*** ENTRIES PROVIDED

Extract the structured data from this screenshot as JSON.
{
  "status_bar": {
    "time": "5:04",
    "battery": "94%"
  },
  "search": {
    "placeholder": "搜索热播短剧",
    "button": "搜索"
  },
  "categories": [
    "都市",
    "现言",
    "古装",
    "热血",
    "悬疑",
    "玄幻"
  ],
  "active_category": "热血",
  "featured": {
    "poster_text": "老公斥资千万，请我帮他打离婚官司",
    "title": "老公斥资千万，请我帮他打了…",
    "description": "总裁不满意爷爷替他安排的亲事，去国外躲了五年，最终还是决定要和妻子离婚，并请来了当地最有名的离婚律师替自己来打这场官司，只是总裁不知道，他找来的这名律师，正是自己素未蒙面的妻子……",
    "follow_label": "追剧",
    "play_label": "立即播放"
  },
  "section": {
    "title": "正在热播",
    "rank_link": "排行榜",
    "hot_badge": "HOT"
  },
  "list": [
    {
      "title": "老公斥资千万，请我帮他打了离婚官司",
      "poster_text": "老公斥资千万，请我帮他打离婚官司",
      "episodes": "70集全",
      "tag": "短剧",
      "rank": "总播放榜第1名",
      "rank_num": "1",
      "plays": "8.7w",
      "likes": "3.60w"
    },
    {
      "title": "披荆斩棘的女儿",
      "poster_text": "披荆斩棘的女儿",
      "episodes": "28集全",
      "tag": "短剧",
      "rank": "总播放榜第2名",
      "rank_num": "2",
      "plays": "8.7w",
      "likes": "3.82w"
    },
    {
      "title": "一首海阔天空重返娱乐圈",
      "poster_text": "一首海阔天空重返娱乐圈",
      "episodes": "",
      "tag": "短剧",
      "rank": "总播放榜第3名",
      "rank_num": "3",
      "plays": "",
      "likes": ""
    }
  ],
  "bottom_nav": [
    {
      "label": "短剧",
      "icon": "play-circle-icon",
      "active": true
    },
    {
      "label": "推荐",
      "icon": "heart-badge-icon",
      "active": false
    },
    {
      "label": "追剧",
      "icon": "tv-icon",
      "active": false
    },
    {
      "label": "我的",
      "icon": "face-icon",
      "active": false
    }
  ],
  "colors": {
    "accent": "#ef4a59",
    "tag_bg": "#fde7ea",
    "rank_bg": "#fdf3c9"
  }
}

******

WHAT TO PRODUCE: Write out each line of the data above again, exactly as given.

OUTPUT BELOW:
Extract the structured data from this screenshot as JSON.
{
  "status_bar": {
    "time": "5:04",
    "battery": "94%"
  },
  "search": {
    "placeholder": "搜索热播短剧",
    "button": "搜索"
  },
  "categories": [
    "都市",
    "现言",
    "古装",
    "热血",
    "悬疑",
    "玄幻"
  ],
  "active_category": "热血",
  "featured": {
    "poster_text": "老公斥资千万，请我帮他打离婚官司",
    "title": "老公斥资千万，请我帮他打了…",
    "description": "总裁不满意爷爷替他安排的亲事，去国外躲了五年，最终还是决定要和妻子离婚，并请来了当地最有名的离婚律师替自己来打这场官司，只是总裁不知道，他找来的这名律师，正是自己素未蒙面的妻子……",
    "follow_label": "追剧",
    "play_label": "立即播放"
  },
  "section": {
    "title": "正在热播",
    "rank_link": "排行榜",
    "hot_badge": "HOT"
  },
  "list": [
    {
      "title": "老公斥资千万，请我帮他打了离婚官司",
      "poster_text": "老公斥资千万，请我帮他打离婚官司",
      "episodes": "70集全",
      "tag": "短剧",
      "rank": "总播放榜第1名",
      "rank_num": "1",
      "plays": "8.7w",
      "likes": "3.60w"
    },
    {
      "title": "披荆斩棘的女儿",
      "poster_text": "披荆斩棘的女儿",
      "episodes": "28集全",
      "tag": "短剧",
      "rank": "总播放榜第2名",
      "rank_num": "2",
      "plays": "8.7w",
      "likes": "3.82w"
    },
    {
      "title": "一首海阔天空重返娱乐圈",
      "poster_text": "一首海阔天空重返娱乐圈",
      "episodes": "",
      "tag": "短剧",
      "rank": "总播放榜第3名",
      "rank_num": "3",
      "plays": "",
      "likes": ""
    }
  ],
  "bottom_nav": [
    {
      "label": "短剧",
      "icon": "play-circle-icon",
      "active": true
    },
    {
      "label": "推荐",
      "icon": "heart-badge-icon",
      "active": false
    },
    {
      "label": "追剧",
      "icon": "tv-icon",
      "active": false
    },
    {
      "label": "我的",
      "icon": "face-icon",
      "active": false
    }
  ],
  "colors": {
    "accent": "#ef4a59",
    "tag_bg": "#fde7ea",
    "rank_bg": "#fdf3c9"
  }
}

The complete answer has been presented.